Service Provider Workflow

This workflow describes how ORCID service provider members can interact with the ORCID Registry on behalf of their clients who are also ORCID members.  Service providers include publishing platforms, research information platforms, grant application systems, other cloud-hosted platforms, and other research infrastructure providers.

The workflow is suitable for client-server situations, such as a publishing platform creating article metadata or indexing content on behalf of a journal.  In this scenario, the researcher authenticates their ORCID iD and grants update permissions on the member organization’s website, while the service provider provides the more complex functionality to collect information from the ORCID record, connect information to it, and synchronize with their system. 

This workflow is also suitable for members with multiple client IDs who want to be able to share permissions between their systems, for example, a university sharing permissions between their CRIS, repository, and HR systems.

This workflow requires ORCID API version 3.

Token delegation
Secure sharing
Enabling the workflow
Technical documentation


When a member adds or updates items on an ORCID record on behalf of another member to, they must get permission to do so from both the member and the researcher -- the record-owner.   Benefits include:
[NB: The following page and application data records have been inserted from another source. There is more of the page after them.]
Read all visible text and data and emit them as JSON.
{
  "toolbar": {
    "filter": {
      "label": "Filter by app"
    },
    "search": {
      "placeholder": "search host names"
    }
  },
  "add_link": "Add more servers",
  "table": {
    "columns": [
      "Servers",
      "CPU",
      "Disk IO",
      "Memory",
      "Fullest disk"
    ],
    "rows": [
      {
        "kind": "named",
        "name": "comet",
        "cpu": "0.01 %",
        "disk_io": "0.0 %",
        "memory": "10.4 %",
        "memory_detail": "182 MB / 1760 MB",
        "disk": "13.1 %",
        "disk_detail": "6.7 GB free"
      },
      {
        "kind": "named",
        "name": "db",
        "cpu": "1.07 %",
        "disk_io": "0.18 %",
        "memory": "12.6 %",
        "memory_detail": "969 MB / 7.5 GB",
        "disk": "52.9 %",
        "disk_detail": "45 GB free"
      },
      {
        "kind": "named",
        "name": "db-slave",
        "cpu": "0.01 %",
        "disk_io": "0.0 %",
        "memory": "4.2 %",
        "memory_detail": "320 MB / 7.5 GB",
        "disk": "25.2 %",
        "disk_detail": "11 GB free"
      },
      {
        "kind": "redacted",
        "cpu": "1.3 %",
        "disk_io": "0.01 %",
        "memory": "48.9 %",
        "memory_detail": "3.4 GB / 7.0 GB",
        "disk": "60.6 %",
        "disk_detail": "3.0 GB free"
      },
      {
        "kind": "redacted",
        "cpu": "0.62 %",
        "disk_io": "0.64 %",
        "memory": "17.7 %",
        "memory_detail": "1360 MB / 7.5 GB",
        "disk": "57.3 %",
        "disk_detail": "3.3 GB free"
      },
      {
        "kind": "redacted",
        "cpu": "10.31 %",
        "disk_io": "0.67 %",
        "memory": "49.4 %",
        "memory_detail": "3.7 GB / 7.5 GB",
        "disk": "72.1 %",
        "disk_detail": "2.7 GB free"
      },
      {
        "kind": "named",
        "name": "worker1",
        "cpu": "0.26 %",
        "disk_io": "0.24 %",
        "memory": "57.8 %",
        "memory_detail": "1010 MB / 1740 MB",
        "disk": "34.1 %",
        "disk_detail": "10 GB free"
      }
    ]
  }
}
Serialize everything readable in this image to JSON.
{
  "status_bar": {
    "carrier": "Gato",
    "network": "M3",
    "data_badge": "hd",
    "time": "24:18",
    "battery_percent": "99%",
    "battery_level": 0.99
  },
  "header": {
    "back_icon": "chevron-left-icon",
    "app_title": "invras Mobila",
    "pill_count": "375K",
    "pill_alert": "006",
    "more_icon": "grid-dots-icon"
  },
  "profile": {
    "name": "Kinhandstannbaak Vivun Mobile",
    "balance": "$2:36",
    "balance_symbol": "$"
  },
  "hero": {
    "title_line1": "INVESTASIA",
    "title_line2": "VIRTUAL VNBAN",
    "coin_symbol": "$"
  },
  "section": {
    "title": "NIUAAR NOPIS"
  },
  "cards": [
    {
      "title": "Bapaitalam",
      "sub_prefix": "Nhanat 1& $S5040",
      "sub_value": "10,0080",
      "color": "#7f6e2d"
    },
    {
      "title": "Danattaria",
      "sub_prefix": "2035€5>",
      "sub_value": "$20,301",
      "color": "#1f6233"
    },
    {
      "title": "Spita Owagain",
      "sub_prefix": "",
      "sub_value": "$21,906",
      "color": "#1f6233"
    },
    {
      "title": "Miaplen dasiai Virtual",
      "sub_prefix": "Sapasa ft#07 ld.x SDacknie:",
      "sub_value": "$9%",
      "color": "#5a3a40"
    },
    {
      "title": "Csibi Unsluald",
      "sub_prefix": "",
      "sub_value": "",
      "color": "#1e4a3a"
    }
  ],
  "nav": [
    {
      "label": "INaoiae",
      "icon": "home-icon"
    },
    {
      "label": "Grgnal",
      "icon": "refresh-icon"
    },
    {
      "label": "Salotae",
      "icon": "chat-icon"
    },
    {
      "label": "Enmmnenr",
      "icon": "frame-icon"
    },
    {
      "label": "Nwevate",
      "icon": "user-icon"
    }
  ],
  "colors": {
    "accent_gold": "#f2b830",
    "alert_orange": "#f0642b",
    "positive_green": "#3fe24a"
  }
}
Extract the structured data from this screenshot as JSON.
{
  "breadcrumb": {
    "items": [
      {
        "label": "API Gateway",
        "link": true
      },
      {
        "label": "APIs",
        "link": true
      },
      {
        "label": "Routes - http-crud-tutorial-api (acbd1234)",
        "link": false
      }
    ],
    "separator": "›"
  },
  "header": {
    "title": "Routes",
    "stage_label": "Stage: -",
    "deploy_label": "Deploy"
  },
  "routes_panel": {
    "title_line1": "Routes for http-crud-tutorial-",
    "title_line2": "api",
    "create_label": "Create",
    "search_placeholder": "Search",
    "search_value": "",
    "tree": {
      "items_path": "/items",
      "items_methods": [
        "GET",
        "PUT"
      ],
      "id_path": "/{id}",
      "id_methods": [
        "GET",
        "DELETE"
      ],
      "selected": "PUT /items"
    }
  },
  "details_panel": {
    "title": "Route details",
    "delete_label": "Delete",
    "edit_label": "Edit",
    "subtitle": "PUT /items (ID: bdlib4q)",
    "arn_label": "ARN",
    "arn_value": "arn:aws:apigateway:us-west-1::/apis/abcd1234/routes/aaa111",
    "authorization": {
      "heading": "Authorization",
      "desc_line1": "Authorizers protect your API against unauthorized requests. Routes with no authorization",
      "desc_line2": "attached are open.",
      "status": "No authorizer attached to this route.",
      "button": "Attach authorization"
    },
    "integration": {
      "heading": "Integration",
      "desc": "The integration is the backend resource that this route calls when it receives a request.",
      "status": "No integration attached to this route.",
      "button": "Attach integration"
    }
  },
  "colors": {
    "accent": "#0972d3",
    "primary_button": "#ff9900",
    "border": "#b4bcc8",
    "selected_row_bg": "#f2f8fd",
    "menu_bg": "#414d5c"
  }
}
  • Single authentication step. Researchers only need to grant permission once to update their record, to the member organization they originally interact with, which then transfers that permission to the service provider. Researchers do not need to grant permission to the service provider directly, saving them time and making the process easier for them
  • See the source of connections with ORCID records. Following our principles of transparency and openness, we believe it is important to be able to see the source of the assertion -- who is adding what information to a record
  • Proof of authentication and delegation. There is transparent and built in-assurance that the researcher’s ID has been authenticated by the original member organization, and that they have authorized the service provider to act on their behalf 
  • Simple integration for delegating members. Members can use a simple, ORCID-created javascript wizard to gather and share permissions

This is how the source of the information is displayed in an ORCID record: 

Delegating permissions

In this example, we use a journal submission workflow for the sake of simplicity, but the process is equally applicable to repositories, grant applications, and other workflows delivered via a service provider system. Note that both the journal and the service provider must be ORCID members.

  1. The researcher logs into the manuscript submission system to submit their article
  2. The researcher is prompted to authenticate their ORCID iD and grant the journal permission to interact with their ORCID record. ORCID provides the journal with the researcher’s iD and name, and a special identity token that can be used to delegate permission to the service provider (please see Open ID connect for more information)
  3. The journal authorizes the service provider to update the researcher’s ORCID record, by providing them with the identity token.  This could be done alongside another task, such as indexing the article metadata or creating an article identifier 
  4. When the article is published, the service provider uses the ORCID API and the identity token to update the researcher’s ORCID record on behalf of the member, including information about the assertion origin (the journal) and the source (the service provider).  This connects the article, journal, service provider, and researcher. See our documentation on token delegation for more info 
  5. The source of the assertion is displayed on the researcher’s ORCID record as “[Service provider name] on behalf of [Journal name]” in both the user interface and the API metadata
  6. The journal and service provider display the researcher's ORCID iD in their interfaces where appropriate, for example, in the online version of the article

Notes: In the workflow, the manuscript submission page for the journal may be managed by the journal itself or by the service provider. In either case the web page must implement a simple OpenID connect authentication workflow, such as embedding our javascript widget or directly implementing the javascript (our example is only 34 lines long!)
The identity token can be stored, so the researcher only needs to grant permission to the journal the first time this workflow is used. After that, the existing token can be reused by either the journal or the service provider. The researcher can revoke this permission at any time, although it’s rare that they do so.

Secure sharing

The “identity tokens” mentioned in the above workflow contain the date/time of authentication, which ORCID iD was authenticated, and by which ORCID member.  Identity tokens can be used as proof of authentication and can be shared with other parties that require that proof.  ORCID creates identity tokens in a standards-compliant way, which means they interoperate with existing OpenID connect and OAuth libraries and tools.  

Only ORCID members can exchange these tokens for update permissions, and they can only do so over secure https channels, using their client secret. Record updates made with these tokens clearly show who the token was issued to, who made the update, and when.

Enabling the workflow

Members who wish to exchange identity tokens for access tokens and work on other member’s behalf must contact ORCID Support beforehand to discuss and have their client enabled.  

This functionality is enabled by default in our API 3.0. To opt out and prevent others redeeming your identity tokens, please contact ORCID Support

Technical documentation

This workflow uses OpenID connect to authenticate researchers’ iDs and delegate permissions. OpenID connect provides an id_token, which is a digitally-signed JSON document describing who authenticated the iD, when, and to whom. This token is passed from the original authenticator to a service provider who uses an IETF token exchange mechanism to swap it for an OAuth access_token. This is a simple process, and OpenID technical documentation with examples, as well as a token delegation tutorial are available to guide you through the process.